* **EXERCISE INPUT**:

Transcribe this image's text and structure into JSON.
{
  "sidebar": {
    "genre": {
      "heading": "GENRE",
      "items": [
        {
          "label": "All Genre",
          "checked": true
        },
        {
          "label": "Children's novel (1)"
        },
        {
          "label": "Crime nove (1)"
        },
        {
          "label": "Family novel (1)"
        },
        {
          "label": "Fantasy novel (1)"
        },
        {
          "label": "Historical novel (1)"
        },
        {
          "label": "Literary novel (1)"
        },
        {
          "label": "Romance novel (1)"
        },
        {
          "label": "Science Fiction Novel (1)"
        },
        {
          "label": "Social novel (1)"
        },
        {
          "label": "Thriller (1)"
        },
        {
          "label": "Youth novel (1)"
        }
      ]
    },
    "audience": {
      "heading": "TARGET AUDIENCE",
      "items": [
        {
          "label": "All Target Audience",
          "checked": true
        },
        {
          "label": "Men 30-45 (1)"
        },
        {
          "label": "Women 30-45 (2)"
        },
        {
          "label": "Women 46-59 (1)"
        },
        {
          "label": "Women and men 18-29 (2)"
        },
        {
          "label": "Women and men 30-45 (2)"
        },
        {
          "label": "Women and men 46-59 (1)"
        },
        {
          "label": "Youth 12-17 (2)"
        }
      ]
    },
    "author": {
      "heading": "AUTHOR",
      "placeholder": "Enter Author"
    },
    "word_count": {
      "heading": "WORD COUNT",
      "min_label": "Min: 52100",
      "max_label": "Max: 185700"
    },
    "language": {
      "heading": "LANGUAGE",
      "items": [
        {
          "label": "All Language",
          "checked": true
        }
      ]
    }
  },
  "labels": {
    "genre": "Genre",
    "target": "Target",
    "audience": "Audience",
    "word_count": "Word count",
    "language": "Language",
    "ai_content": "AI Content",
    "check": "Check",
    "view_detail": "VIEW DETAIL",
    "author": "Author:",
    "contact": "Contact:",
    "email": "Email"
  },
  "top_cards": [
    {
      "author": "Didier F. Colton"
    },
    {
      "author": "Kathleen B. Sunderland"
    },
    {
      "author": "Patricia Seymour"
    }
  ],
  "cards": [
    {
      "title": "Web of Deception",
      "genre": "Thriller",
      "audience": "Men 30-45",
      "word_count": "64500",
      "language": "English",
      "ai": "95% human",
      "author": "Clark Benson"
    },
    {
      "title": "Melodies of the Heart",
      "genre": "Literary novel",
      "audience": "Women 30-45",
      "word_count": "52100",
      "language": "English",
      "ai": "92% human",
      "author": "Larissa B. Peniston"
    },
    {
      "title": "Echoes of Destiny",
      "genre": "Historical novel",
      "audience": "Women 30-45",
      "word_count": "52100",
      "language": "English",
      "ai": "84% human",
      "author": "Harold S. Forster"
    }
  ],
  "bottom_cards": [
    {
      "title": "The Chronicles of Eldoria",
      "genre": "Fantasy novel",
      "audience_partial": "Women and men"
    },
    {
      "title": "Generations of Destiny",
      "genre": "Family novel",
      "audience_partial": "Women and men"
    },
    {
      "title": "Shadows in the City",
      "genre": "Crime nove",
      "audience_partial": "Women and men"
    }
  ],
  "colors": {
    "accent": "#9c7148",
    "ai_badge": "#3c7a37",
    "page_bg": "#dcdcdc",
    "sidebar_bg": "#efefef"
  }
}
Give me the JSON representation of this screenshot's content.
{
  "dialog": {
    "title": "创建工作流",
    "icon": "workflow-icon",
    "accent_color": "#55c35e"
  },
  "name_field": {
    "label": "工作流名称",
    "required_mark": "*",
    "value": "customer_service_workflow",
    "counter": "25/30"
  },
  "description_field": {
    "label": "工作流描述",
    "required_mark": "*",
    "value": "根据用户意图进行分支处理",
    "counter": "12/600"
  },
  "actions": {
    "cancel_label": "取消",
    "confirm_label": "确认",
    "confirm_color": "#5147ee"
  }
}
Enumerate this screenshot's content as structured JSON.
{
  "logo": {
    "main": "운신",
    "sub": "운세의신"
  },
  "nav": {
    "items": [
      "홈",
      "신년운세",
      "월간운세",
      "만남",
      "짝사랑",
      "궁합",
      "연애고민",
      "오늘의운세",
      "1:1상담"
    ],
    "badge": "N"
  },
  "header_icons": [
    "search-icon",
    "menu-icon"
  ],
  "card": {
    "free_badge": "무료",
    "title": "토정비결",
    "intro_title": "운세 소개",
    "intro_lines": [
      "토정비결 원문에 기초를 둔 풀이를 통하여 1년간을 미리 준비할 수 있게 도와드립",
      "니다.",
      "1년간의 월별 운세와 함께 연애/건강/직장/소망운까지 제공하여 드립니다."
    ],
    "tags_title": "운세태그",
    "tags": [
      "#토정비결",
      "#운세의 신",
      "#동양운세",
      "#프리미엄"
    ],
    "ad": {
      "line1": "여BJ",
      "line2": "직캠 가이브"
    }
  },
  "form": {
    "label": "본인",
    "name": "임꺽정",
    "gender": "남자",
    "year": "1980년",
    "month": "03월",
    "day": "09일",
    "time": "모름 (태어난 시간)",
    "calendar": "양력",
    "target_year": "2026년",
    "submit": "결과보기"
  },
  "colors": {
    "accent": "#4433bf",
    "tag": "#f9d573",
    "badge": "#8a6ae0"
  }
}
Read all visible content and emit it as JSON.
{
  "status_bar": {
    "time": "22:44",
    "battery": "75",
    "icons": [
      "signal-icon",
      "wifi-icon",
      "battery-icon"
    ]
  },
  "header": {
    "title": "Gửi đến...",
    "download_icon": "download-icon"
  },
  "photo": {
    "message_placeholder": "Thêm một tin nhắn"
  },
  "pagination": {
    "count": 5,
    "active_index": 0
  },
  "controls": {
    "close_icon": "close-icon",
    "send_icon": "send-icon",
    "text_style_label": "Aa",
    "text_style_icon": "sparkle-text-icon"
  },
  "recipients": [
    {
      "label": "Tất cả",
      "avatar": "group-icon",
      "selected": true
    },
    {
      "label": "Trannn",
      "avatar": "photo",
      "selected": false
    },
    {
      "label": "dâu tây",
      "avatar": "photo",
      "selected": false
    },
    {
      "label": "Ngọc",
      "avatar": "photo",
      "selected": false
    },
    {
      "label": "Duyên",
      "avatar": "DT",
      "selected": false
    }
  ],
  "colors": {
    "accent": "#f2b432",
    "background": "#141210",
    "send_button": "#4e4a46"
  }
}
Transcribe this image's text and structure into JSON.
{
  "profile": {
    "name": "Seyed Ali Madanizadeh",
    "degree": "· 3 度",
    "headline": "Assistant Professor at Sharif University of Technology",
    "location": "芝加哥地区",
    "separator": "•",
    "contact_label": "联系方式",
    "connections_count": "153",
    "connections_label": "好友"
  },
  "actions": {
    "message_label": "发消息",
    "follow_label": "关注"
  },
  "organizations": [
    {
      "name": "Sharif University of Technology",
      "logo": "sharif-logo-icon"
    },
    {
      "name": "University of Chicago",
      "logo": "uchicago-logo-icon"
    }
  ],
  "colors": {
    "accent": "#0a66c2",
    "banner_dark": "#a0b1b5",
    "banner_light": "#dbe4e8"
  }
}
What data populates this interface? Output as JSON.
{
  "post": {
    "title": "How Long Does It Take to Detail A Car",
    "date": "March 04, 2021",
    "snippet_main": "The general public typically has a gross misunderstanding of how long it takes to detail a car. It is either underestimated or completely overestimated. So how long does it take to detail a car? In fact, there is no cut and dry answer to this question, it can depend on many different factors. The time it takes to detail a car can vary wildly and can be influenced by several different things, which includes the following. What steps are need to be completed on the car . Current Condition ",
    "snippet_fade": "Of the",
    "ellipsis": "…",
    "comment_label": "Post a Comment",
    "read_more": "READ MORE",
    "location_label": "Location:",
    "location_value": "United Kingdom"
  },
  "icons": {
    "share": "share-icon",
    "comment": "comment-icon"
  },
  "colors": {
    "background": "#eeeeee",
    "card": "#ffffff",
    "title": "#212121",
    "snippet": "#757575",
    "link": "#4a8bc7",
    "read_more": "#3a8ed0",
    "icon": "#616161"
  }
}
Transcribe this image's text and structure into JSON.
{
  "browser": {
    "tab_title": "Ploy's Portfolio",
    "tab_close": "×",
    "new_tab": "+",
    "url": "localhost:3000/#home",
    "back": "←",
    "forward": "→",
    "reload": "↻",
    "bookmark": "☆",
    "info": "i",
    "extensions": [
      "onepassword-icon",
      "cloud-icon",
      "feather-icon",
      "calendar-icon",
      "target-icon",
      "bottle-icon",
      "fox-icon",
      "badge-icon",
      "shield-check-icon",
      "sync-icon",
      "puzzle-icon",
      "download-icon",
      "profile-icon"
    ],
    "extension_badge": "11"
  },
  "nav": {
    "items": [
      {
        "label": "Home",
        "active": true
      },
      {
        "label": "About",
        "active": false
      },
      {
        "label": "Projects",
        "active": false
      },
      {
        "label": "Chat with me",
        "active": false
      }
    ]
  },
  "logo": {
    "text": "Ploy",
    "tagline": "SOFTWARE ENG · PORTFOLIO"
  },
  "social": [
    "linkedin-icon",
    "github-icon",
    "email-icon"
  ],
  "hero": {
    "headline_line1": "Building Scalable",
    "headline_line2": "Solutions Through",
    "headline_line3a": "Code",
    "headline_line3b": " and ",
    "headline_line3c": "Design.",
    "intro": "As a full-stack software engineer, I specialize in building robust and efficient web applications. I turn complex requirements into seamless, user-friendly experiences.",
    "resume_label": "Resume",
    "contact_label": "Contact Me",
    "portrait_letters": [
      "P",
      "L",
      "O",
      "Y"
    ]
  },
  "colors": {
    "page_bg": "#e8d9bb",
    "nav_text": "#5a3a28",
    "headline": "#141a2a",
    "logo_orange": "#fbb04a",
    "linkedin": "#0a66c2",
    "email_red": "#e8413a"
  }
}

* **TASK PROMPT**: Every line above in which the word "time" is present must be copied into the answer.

* **TASK RESULT**:
    "time": "모름 (태어난 시간)",
    "time": "22:44",
    "snippet_main": "The general public typically has a gross misunderstanding of how long it takes to detail a car. It is either underestimated or completely overestimated. So how long does it take to detail a car? In fact, there is no cut and dry answer to this question, it can depend on many different factors. The time it takes to detail a car can vary wildly and can be influenced by several different things, which includes the following. What steps are need to be completed on the car . Current Condition ",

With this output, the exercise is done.